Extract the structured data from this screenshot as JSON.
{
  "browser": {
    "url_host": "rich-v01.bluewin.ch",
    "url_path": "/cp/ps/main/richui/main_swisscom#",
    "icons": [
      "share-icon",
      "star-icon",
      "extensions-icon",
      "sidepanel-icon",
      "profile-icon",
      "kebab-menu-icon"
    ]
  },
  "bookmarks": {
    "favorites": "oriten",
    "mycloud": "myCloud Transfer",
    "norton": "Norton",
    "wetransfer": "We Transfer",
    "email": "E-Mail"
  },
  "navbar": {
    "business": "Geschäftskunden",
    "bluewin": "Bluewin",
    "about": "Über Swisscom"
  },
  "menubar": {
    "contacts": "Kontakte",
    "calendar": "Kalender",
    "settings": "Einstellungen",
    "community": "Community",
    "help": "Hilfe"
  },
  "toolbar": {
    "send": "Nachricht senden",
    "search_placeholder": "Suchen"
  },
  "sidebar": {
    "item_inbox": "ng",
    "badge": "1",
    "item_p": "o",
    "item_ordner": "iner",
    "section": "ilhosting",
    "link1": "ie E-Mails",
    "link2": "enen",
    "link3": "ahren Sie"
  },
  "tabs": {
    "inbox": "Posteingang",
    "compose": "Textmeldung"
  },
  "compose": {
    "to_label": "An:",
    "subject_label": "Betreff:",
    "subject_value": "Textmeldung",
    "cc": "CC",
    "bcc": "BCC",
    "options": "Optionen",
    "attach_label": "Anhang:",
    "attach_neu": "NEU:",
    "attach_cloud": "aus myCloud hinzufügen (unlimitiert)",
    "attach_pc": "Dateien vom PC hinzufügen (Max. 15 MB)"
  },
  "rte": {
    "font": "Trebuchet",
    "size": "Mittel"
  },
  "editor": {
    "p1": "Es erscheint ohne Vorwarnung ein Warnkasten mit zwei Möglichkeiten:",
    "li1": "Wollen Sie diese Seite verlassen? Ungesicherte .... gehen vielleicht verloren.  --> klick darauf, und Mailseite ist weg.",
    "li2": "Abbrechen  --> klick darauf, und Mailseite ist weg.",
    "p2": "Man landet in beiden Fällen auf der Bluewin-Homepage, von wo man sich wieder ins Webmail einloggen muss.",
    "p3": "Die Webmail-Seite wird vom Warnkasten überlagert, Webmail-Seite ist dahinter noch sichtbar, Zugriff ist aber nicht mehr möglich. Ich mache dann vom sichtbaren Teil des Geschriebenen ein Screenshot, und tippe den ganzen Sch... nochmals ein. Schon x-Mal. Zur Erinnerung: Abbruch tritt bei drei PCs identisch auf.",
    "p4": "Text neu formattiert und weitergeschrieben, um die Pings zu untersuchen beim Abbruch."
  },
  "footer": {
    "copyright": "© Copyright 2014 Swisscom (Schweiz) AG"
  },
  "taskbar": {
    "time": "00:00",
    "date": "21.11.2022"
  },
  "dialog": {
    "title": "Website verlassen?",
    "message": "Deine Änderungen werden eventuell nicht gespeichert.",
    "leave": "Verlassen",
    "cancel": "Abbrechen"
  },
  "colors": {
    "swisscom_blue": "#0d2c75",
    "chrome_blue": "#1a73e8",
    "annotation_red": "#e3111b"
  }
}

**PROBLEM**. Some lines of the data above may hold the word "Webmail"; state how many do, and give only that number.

**ANSWER**. 2